According to Bart, the commercial mission statement consists of three essential components:
- Key market: Who is your target client or customer (generalize if needed)?
- Contribution: What product or service do you provide to that client?
- Distinction: What makes your product or service unique, so that the client would choose you?
- Hill, Charles; Jones, Gareth (2008). Strategic Management: An Integrated Approach (8th Revised edition). Mason, OH: South-Western Educational Publishing. p. 11. ISBN 978-0-618-89469-7.
- Bart, Christopher (July 1997). "Industrial Firms and the Power of Mission". Industrial Marketing Management 26 (4): 371-383. doi:10.1016/S0019-8501(96)00146-0.
- Christopher K. Bart (1997) Sex, Lies and Mission Statements Business Horizons, pp. 9–18, November–December 1997.
- Haschak, Paul G. (1998). Corporate statements: the official missions, goals, principles and philosophies of over 900 companies. Jefferson, N.C: McFarland. ISBN 0-7864-0342-X.
- Hughes K. et al. (2005). IT Fundamentals. Tertiary Press. Croydon, Victoria. ISBN 0-86458-488-1.
- Patricia Jones & Larry Kahaner (1995) Say It and Live It: The 50 corporate mission statements that hit the mark, Currency Doubleday: New York ISBN 978-0-385-47630-0 .

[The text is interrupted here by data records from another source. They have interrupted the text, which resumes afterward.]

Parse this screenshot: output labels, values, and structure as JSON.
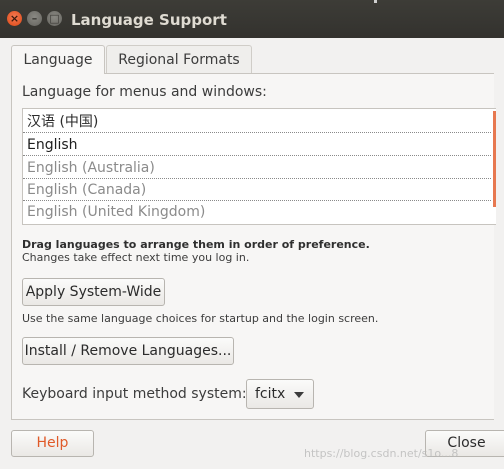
{
  "window": {
    "title": "Language Support"
  },
  "titlebar_buttons": {
    "close_glyph": "×",
    "minimize_glyph": "–",
    "maximize_glyph": "□"
  },
  "tabs": [
    {
      "label": "Language",
      "active": true
    },
    {
      "label": "Regional Formats",
      "active": false
    }
  ],
  "language_tab": {
    "menus_label": "Language for menus and windows:",
    "languages": [
      {
        "label": "汉语 (中国)",
        "enabled": true
      },
      {
        "label": "English",
        "enabled": true
      },
      {
        "label": "English (Australia)",
        "enabled": false
      },
      {
        "label": "English (Canada)",
        "enabled": false
      },
      {
        "label": "English (United Kingdom)",
        "enabled": false
      }
    ],
    "drag_hint": "Drag languages to arrange them in order of preference.",
    "changes_hint": "Changes take effect next time you log in.",
    "apply_button": "Apply System-Wide",
    "apply_note": "Use the same language choices for startup and the login screen.",
    "install_button": "Install / Remove Languages...",
    "keyboard_label": "Keyboard input method system:",
    "keyboard_value": "fcitx"
  },
  "footer": {
    "help_button": "Help",
    "close_button": "Close"
  },
  "watermark": "https://blog.csdn.net/s1o...8",
  "colors": {
    "titlebar": "#3d3c37",
    "close_button": "#dd4814",
    "accent": "#e77850",
    "help_text": "#e05a28"
  }
}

- McGinnis, V. (1981). The Mission Statement: A Key Step in Strategic Planning. Business, 31(6), 41.